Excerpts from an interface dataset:
--------------------------------

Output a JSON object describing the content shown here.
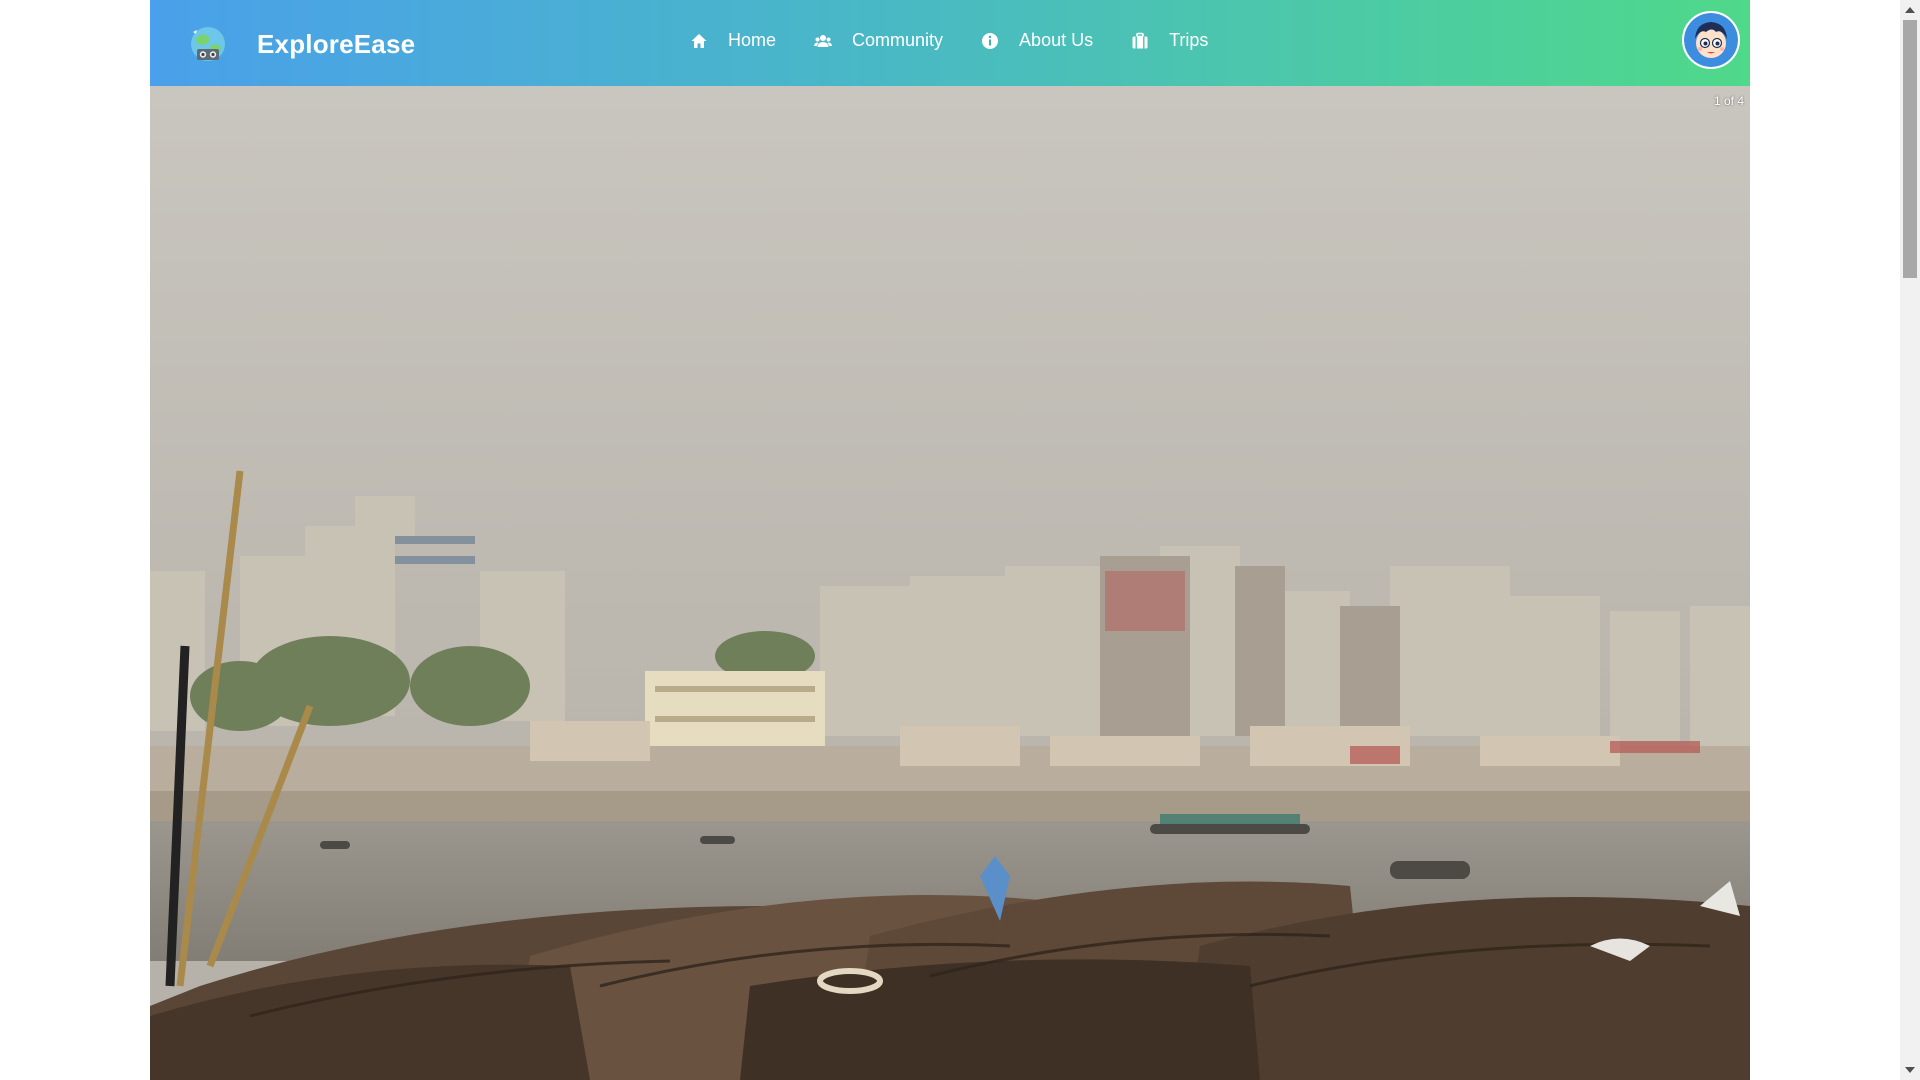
{
  "navbar": {
    "brand_name": "ExploreEase",
    "links": [
      {
        "label": "Home",
        "icon": "home-icon"
      },
      {
        "label": "Community",
        "icon": "users-icon"
      },
      {
        "label": "About Us",
        "icon": "info-icon"
      },
      {
        "label": "Trips",
        "icon": "briefcase-icon"
      }
    ],
    "gradient_colors": [
      "#4aa0ea",
      "#4fd98a"
    ]
  },
  "hero": {
    "slide_counter": "1 of 4",
    "image_subject": "photo of a riverside city with wooden boats"
  }
}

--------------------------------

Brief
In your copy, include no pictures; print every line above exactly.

Answer for this exercise
Output a JSON object describing the content shown here.
{
  "navbar": {
    "brand_name": "ExploreEase",
    "links": [
      {
        "label": "Home",
        "icon": "home-icon"
      },
      {
        "label": "Community",
        "icon": "users-icon"
      },
      {
        "label": "About Us",
        "icon": "info-icon"
      },
      {
        "label": "Trips",
        "icon": "briefcase-icon"
      }
    ],
    "gradient_colors": [
      "#4aa0ea",
      "#4fd98a"
    ]
  },
  "hero": {
    "slide_counter": "1 of 4",
    "image_subject": "photo of a riverside city with wooden boats"
  }
}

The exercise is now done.